- _Task goal_: Report every line of the records below that includes the string "this".
------
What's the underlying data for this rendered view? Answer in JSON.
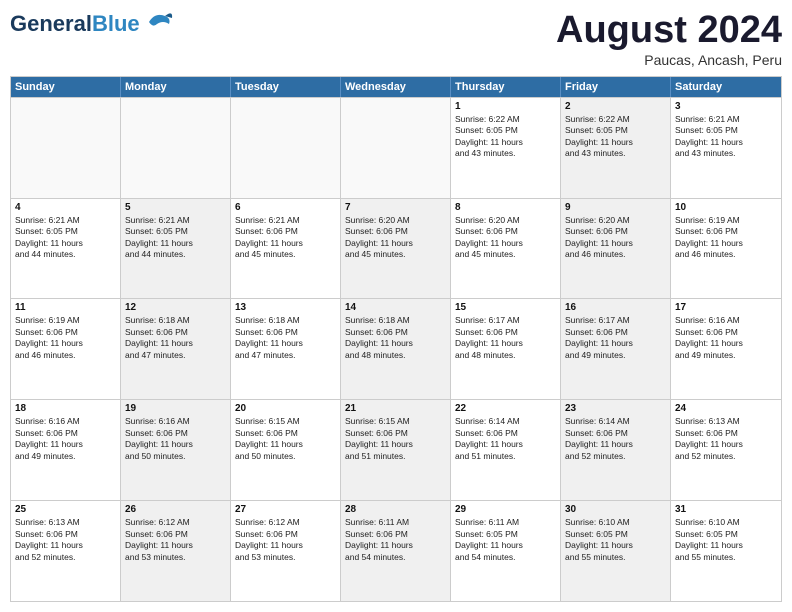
{
  "header": {
    "logo_general": "General",
    "logo_blue": "Blue",
    "month_title": "August 2024",
    "subtitle": "Paucas, Ancash, Peru"
  },
  "calendar": {
    "days_of_week": [
      "Sunday",
      "Monday",
      "Tuesday",
      "Wednesday",
      "Thursday",
      "Friday",
      "Saturday"
    ],
    "weeks": [
      [
        {
          "day": "",
          "info": "",
          "empty": true
        },
        {
          "day": "",
          "info": "",
          "empty": true
        },
        {
          "day": "",
          "info": "",
          "empty": true
        },
        {
          "day": "",
          "info": "",
          "empty": true
        },
        {
          "day": "1",
          "info": "Sunrise: 6:22 AM\nSunset: 6:05 PM\nDaylight: 11 hours\nand 43 minutes."
        },
        {
          "day": "2",
          "info": "Sunrise: 6:22 AM\nSunset: 6:05 PM\nDaylight: 11 hours\nand 43 minutes.",
          "shaded": true
        },
        {
          "day": "3",
          "info": "Sunrise: 6:21 AM\nSunset: 6:05 PM\nDaylight: 11 hours\nand 43 minutes."
        }
      ],
      [
        {
          "day": "4",
          "info": "Sunrise: 6:21 AM\nSunset: 6:05 PM\nDaylight: 11 hours\nand 44 minutes."
        },
        {
          "day": "5",
          "info": "Sunrise: 6:21 AM\nSunset: 6:05 PM\nDaylight: 11 hours\nand 44 minutes.",
          "shaded": true
        },
        {
          "day": "6",
          "info": "Sunrise: 6:21 AM\nSunset: 6:06 PM\nDaylight: 11 hours\nand 45 minutes."
        },
        {
          "day": "7",
          "info": "Sunrise: 6:20 AM\nSunset: 6:06 PM\nDaylight: 11 hours\nand 45 minutes.",
          "shaded": true
        },
        {
          "day": "8",
          "info": "Sunrise: 6:20 AM\nSunset: 6:06 PM\nDaylight: 11 hours\nand 45 minutes."
        },
        {
          "day": "9",
          "info": "Sunrise: 6:20 AM\nSunset: 6:06 PM\nDaylight: 11 hours\nand 46 minutes.",
          "shaded": true
        },
        {
          "day": "10",
          "info": "Sunrise: 6:19 AM\nSunset: 6:06 PM\nDaylight: 11 hours\nand 46 minutes."
        }
      ],
      [
        {
          "day": "11",
          "info": "Sunrise: 6:19 AM\nSunset: 6:06 PM\nDaylight: 11 hours\nand 46 minutes."
        },
        {
          "day": "12",
          "info": "Sunrise: 6:18 AM\nSunset: 6:06 PM\nDaylight: 11 hours\nand 47 minutes.",
          "shaded": true
        },
        {
          "day": "13",
          "info": "Sunrise: 6:18 AM\nSunset: 6:06 PM\nDaylight: 11 hours\nand 47 minutes."
        },
        {
          "day": "14",
          "info": "Sunrise: 6:18 AM\nSunset: 6:06 PM\nDaylight: 11 hours\nand 48 minutes.",
          "shaded": true
        },
        {
          "day": "15",
          "info": "Sunrise: 6:17 AM\nSunset: 6:06 PM\nDaylight: 11 hours\nand 48 minutes."
        },
        {
          "day": "16",
          "info": "Sunrise: 6:17 AM\nSunset: 6:06 PM\nDaylight: 11 hours\nand 49 minutes.",
          "shaded": true
        },
        {
          "day": "17",
          "info": "Sunrise: 6:16 AM\nSunset: 6:06 PM\nDaylight: 11 hours\nand 49 minutes."
        }
      ],
      [
        {
          "day": "18",
          "info": "Sunrise: 6:16 AM\nSunset: 6:06 PM\nDaylight: 11 hours\nand 49 minutes."
        },
        {
          "day": "19",
          "info": "Sunrise: 6:16 AM\nSunset: 6:06 PM\nDaylight: 11 hours\nand 50 minutes.",
          "shaded": true
        },
        {
          "day": "20",
          "info": "Sunrise: 6:15 AM\nSunset: 6:06 PM\nDaylight: 11 hours\nand 50 minutes."
        },
        {
          "day": "21",
          "info": "Sunrise: 6:15 AM\nSunset: 6:06 PM\nDaylight: 11 hours\nand 51 minutes.",
          "shaded": true
        },
        {
          "day": "22",
          "info": "Sunrise: 6:14 AM\nSunset: 6:06 PM\nDaylight: 11 hours\nand 51 minutes."
        },
        {
          "day": "23",
          "info": "Sunrise: 6:14 AM\nSunset: 6:06 PM\nDaylight: 11 hours\nand 52 minutes.",
          "shaded": true
        },
        {
          "day": "24",
          "info": "Sunrise: 6:13 AM\nSunset: 6:06 PM\nDaylight: 11 hours\nand 52 minutes."
        }
      ],
      [
        {
          "day": "25",
          "info": "Sunrise: 6:13 AM\nSunset: 6:06 PM\nDaylight: 11 hours\nand 52 minutes."
        },
        {
          "day": "26",
          "info": "Sunrise: 6:12 AM\nSunset: 6:06 PM\nDaylight: 11 hours\nand 53 minutes.",
          "shaded": true
        },
        {
          "day": "27",
          "info": "Sunrise: 6:12 AM\nSunset: 6:06 PM\nDaylight: 11 hours\nand 53 minutes."
        },
        {
          "day": "28",
          "info": "Sunrise: 6:11 AM\nSunset: 6:06 PM\nDaylight: 11 hours\nand 54 minutes.",
          "shaded": true
        },
        {
          "day": "29",
          "info": "Sunrise: 6:11 AM\nSunset: 6:05 PM\nDaylight: 11 hours\nand 54 minutes."
        },
        {
          "day": "30",
          "info": "Sunrise: 6:10 AM\nSunset: 6:05 PM\nDaylight: 11 hours\nand 55 minutes.",
          "shaded": true
        },
        {
          "day": "31",
          "info": "Sunrise: 6:10 AM\nSunset: 6:05 PM\nDaylight: 11 hours\nand 55 minutes."
        }
      ]
    ]
  }
}
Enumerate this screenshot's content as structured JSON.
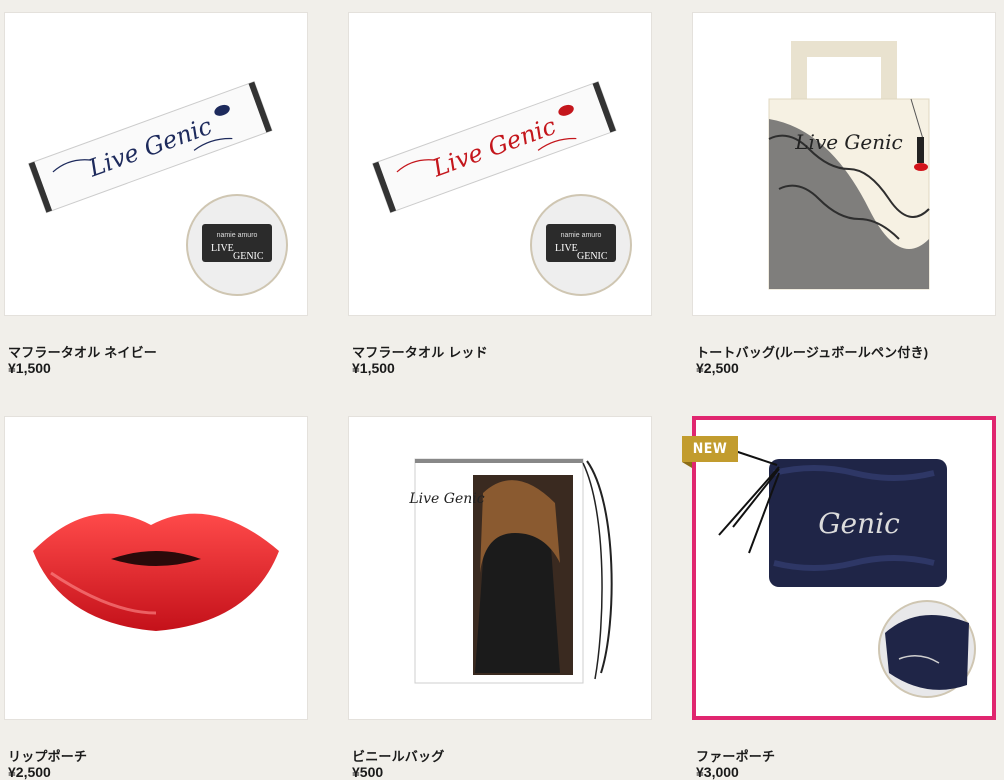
{
  "products": [
    {
      "name": "マフラータオル ネイビー",
      "price": "¥1,500",
      "logo_text": [
        "LIVE",
        "GENIC",
        "namie amuro"
      ],
      "script_text": "Live Genic"
    },
    {
      "name": "マフラータオル レッド",
      "price": "¥1,500",
      "logo_text": [
        "LIVE",
        "GENIC",
        "namie amuro"
      ],
      "script_text": "Live Genic"
    },
    {
      "name": "トートバッグ(ルージュボールペン付き)",
      "price": "¥2,500",
      "script_text": "Live Genic"
    },
    {
      "name": "リップポーチ",
      "price": "¥2,500"
    },
    {
      "name": "ビニールバッグ",
      "price": "¥500",
      "script_text": "Live Genic"
    },
    {
      "name": "ファーポーチ",
      "price": "¥3,000",
      "badge": "NEW",
      "script_text": "Genic"
    }
  ],
  "colors": {
    "background": "#f1efea",
    "highlight": "#e0266f",
    "badge": "#c29c2e"
  }
}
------
- _Task answer_:
What's the underlying data for this rendered view? Answer in JSON.
Enumerate this screenshot's content as structured JSON.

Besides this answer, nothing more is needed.